■ **Records supplied**:
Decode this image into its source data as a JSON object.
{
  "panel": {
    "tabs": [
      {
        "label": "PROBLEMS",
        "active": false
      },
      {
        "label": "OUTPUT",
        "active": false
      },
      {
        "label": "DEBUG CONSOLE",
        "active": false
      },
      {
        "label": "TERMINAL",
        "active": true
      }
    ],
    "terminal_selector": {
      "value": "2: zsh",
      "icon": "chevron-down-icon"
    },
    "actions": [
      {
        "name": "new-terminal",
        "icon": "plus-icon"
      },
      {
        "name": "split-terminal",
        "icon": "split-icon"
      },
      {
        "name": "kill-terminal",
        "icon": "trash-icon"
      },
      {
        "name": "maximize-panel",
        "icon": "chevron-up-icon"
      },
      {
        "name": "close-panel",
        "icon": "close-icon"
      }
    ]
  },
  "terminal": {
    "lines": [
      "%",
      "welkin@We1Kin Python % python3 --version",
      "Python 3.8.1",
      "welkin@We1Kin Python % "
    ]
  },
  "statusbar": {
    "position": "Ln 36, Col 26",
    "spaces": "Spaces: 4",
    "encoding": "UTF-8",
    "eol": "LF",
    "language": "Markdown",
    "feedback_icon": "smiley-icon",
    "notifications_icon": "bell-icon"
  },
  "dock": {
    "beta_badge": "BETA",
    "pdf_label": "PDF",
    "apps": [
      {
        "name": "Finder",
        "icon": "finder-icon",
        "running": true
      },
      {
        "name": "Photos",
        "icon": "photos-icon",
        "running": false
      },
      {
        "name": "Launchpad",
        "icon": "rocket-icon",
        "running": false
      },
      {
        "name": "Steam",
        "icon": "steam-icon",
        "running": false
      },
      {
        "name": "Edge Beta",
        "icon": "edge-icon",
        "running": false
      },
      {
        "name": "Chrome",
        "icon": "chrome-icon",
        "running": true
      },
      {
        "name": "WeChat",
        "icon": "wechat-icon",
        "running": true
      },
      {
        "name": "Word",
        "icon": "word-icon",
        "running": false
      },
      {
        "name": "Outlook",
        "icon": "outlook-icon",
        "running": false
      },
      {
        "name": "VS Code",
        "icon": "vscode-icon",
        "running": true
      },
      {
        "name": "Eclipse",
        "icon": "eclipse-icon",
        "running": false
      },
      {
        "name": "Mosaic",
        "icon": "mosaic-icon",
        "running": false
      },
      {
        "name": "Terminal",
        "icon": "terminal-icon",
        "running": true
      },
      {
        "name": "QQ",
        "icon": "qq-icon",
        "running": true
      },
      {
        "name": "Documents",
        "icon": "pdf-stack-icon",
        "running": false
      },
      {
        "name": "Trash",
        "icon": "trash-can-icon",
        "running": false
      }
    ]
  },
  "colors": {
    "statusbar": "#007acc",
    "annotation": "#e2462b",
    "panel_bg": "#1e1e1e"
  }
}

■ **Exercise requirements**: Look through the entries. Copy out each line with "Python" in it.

■ **Expected output**:
      "welkin@We1Kin Python % python3 --version",
      "Python 3.8.1",
      "welkin@We1Kin Python % "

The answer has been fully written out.